===== ENTRIES SHOWN =====

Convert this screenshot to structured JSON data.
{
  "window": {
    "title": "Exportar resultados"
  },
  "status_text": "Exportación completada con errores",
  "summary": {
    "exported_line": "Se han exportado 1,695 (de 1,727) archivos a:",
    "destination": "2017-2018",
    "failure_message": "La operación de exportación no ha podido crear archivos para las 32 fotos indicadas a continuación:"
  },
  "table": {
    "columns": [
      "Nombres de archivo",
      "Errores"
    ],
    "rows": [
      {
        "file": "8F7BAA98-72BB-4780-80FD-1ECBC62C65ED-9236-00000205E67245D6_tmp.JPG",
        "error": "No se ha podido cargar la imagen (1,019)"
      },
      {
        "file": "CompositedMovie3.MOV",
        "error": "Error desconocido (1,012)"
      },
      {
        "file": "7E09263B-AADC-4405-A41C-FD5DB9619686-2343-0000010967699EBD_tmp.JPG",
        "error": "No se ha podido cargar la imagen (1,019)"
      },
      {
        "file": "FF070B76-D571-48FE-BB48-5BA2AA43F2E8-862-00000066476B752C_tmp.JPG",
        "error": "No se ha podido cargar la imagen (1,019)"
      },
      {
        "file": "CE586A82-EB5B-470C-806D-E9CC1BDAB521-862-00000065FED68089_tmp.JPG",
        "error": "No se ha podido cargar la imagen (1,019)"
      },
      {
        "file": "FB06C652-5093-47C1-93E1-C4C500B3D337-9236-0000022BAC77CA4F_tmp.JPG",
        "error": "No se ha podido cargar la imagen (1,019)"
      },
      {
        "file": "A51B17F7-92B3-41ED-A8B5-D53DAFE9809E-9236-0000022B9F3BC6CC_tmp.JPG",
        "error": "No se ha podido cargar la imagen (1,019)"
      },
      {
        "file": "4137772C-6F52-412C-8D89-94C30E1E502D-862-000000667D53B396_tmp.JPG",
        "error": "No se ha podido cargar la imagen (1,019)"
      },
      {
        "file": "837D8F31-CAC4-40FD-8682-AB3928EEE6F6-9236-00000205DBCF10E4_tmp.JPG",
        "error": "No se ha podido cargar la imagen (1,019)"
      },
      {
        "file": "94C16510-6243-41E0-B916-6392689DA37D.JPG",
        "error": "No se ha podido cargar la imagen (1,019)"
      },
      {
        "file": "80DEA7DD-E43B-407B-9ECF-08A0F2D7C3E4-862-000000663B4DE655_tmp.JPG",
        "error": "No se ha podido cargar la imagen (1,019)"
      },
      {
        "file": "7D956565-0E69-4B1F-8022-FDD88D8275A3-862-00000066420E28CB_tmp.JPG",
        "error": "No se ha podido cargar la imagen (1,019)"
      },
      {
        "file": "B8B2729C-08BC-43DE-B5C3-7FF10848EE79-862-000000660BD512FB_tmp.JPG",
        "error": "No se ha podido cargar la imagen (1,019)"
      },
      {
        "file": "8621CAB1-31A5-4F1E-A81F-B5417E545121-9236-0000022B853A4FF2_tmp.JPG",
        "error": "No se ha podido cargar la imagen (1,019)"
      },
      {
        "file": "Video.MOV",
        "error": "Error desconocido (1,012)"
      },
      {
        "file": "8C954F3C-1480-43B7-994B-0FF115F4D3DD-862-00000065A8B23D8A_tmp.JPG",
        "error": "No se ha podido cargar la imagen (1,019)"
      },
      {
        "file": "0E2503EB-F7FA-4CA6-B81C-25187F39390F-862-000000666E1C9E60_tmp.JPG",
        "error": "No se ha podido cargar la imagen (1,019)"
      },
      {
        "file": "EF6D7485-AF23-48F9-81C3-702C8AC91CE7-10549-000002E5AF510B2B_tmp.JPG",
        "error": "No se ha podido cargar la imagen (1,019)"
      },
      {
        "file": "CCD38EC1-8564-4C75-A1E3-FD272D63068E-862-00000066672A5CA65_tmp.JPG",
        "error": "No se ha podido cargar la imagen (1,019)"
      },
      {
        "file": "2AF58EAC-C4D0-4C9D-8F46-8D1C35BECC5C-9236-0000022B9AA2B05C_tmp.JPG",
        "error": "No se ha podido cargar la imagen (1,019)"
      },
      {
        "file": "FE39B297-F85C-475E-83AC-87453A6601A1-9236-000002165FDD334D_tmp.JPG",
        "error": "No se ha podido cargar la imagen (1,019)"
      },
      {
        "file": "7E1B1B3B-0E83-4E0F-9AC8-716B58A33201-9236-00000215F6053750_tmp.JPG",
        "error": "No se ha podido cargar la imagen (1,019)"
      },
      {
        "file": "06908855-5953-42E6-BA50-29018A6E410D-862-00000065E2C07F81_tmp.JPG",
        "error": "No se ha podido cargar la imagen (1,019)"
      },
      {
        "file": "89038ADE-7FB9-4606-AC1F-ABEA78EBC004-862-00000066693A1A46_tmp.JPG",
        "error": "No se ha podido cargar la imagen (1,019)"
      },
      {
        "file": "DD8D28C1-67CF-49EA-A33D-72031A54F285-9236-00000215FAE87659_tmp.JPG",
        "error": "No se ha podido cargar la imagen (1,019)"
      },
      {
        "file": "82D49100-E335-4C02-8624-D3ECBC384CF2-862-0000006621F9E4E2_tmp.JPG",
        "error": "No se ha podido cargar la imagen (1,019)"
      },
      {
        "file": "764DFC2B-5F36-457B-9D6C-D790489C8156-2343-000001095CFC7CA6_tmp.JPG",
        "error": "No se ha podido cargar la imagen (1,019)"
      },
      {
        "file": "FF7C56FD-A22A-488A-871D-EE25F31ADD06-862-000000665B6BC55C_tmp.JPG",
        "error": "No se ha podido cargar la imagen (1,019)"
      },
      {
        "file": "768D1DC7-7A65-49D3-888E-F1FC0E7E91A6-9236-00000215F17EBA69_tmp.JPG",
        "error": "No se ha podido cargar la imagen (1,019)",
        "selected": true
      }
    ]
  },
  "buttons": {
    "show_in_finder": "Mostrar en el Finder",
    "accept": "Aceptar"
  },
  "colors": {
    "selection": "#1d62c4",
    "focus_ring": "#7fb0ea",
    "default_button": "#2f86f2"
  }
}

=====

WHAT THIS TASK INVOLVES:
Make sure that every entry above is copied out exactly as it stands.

EXERCISE RESULT:
Convert this screenshot to structured JSON data.
{
  "window": {
    "title": "Exportar resultados"
  },
  "status_text": "Exportación completada con errores",
  "summary": {
    "exported_line": "Se han exportado 1,695 (de 1,727) archivos a:",
    "destination": "2017-2018",
    "failure_message": "La operación de exportación no ha podido crear archivos para las 32 fotos indicadas a continuación:"
  },
  "table": {
    "columns": [
      "Nombres de archivo",
      "Errores"
    ],
    "rows": [
      {
        "file": "8F7BAA98-72BB-4780-80FD-1ECBC62C65ED-9236-00000205E67245D6_tmp.JPG",
        "error": "No se ha podido cargar la imagen (1,019)"
      },
      {
        "file": "CompositedMovie3.MOV",
        "error": "Error desconocido (1,012)"
      },
      {
        "file": "7E09263B-AADC-4405-A41C-FD5DB9619686-2343-0000010967699EBD_tmp.JPG",
        "error": "No se ha podido cargar la imagen (1,019)"
      },
      {
        "file": "FF070B76-D571-48FE-BB48-5BA2AA43F2E8-862-00000066476B752C_tmp.JPG",
        "error": "No se ha podido cargar la imagen (1,019)"
      },
      {
        "file": "CE586A82-EB5B-470C-806D-E9CC1BDAB521-862-00000065FED68089_tmp.JPG",
        "error": "No se ha podido cargar la imagen (1,019)"
      },
      {
        "file": "FB06C652-5093-47C1-93E1-C4C500B3D337-9236-0000022BAC77CA4F_tmp.JPG",
        "error": "No se ha podido cargar la imagen (1,019)"
      },
      {
        "file": "A51B17F7-92B3-41ED-A8B5-D53DAFE9809E-9236-0000022B9F3BC6CC_tmp.JPG",
        "error": "No se ha podido cargar la imagen (1,019)"
      },
      {
        "file": "4137772C-6F52-412C-8D89-94C30E1E502D-862-000000667D53B396_tmp.JPG",
        "error": "No se ha podido cargar la imagen (1,019)"
      },
      {
        "file": "837D8F31-CAC4-40FD-8682-AB3928EEE6F6-9236-00000205DBCF10E4_tmp.JPG",
        "error": "No se ha podido cargar la imagen (1,019)"
      },
      {
        "file": "94C16510-6243-41E0-B916-6392689DA37D.JPG",
        "error": "No se ha podido cargar la imagen (1,019)"
      },
      {
        "file": "80DEA7DD-E43B-407B-9ECF-08A0F2D7C3E4-862-000000663B4DE655_tmp.JPG",
        "error": "No se ha podido cargar la imagen (1,019)"
      },
      {
        "file": "7D956565-0E69-4B1F-8022-FDD88D8275A3-862-00000066420E28CB_tmp.JPG",
        "error": "No se ha podido cargar la imagen (1,019)"
      },
      {
        "file": "B8B2729C-08BC-43DE-B5C3-7FF10848EE79-862-000000660BD512FB_tmp.JPG",
        "error": "No se ha podido cargar la imagen (1,019)"
      },
      {
        "file": "8621CAB1-31A5-4F1E-A81F-B5417E545121-9236-0000022B853A4FF2_tmp.JPG",
        "error": "No se ha podido cargar la imagen (1,019)"
      },
      {
        "file": "Video.MOV",
        "error": "Error desconocido (1,012)"
      },
      {
        "file": "8C954F3C-1480-43B7-994B-0FF115F4D3DD-862-00000065A8B23D8A_tmp.JPG",
        "error": "No se ha podido cargar la imagen (1,019)"
      },
      {
        "file": "0E2503EB-F7FA-4CA6-B81C-25187F39390F-862-000000666E1C9E60_tmp.JPG",
        "error": "No se ha podido cargar la imagen (1,019)"
      },
      {
        "file": "EF6D7485-AF23-48F9-81C3-702C8AC91CE7-10549-000002E5AF510B2B_tmp.JPG",
        "error": "No se ha podido cargar la imagen (1,019)"
      },
      {
        "file": "CCD38EC1-8564-4C75-A1E3-FD272D63068E-862-00000066672A5CA65_tmp.JPG",
        "error": "No se ha podido cargar la imagen (1,019)"
      },
      {
        "file": "2AF58EAC-C4D0-4C9D-8F46-8D1C35BECC5C-9236-0000022B9AA2B05C_tmp.JPG",
        "error": "No se ha podido cargar la imagen (1,019)"
      },
      {
        "file": "FE39B297-F85C-475E-83AC-87453A6601A1-9236-000002165FDD334D_tmp.JPG",
        "error": "No se ha podido cargar la imagen (1,019)"
      },
      {
        "file": "7E1B1B3B-0E83-4E0F-9AC8-716B58A33201-9236-00000215F6053750_tmp.JPG",
        "error": "No se ha podido cargar la imagen (1,019)"
      },
      {
        "file": "06908855-5953-42E6-BA50-29018A6E410D-862-00000065E2C07F81_tmp.JPG",
        "error": "No se ha podido cargar la imagen (1,019)"
      },
      {
        "file": "89038ADE-7FB9-4606-AC1F-ABEA78EBC004-862-00000066693A1A46_tmp.JPG",
        "error": "No se ha podido cargar la imagen (1,019)"
      },
      {
        "file": "DD8D28C1-67CF-49EA-A33D-72031A54F285-9236-00000215FAE87659_tmp.JPG",
        "error": "No se ha podido cargar la imagen (1,019)"
      },
      {
        "file": "82D49100-E335-4C02-8624-D3ECBC384CF2-862-0000006621F9E4E2_tmp.JPG",
        "error": "No se ha podido cargar la imagen (1,019)"
      },
      {
        "file": "764DFC2B-5F36-457B-9D6C-D790489C8156-2343-000001095CFC7CA6_tmp.JPG",
        "error": "No se ha podido cargar la imagen (1,019)"
      },
      {
        "file": "FF7C56FD-A22A-488A-871D-EE25F31ADD06-862-000000665B6BC55C_tmp.JPG",
        "error": "No se ha podido cargar la imagen (1,019)"
      },
      {
        "file": "768D1DC7-7A65-49D3-888E-F1FC0E7E91A6-9236-00000215F17EBA69_tmp.JPG",
        "error": "No se ha podido cargar la imagen (1,019)",
        "selected": true
      }
    ]
  },
  "buttons": {
    "show_in_finder": "Mostrar en el Finder",
    "accept": "Aceptar"
  },
  "colors": {
    "selection": "#1d62c4",
    "focus_ring": "#7fb0ea",
    "default_button": "#2f86f2"
  }
}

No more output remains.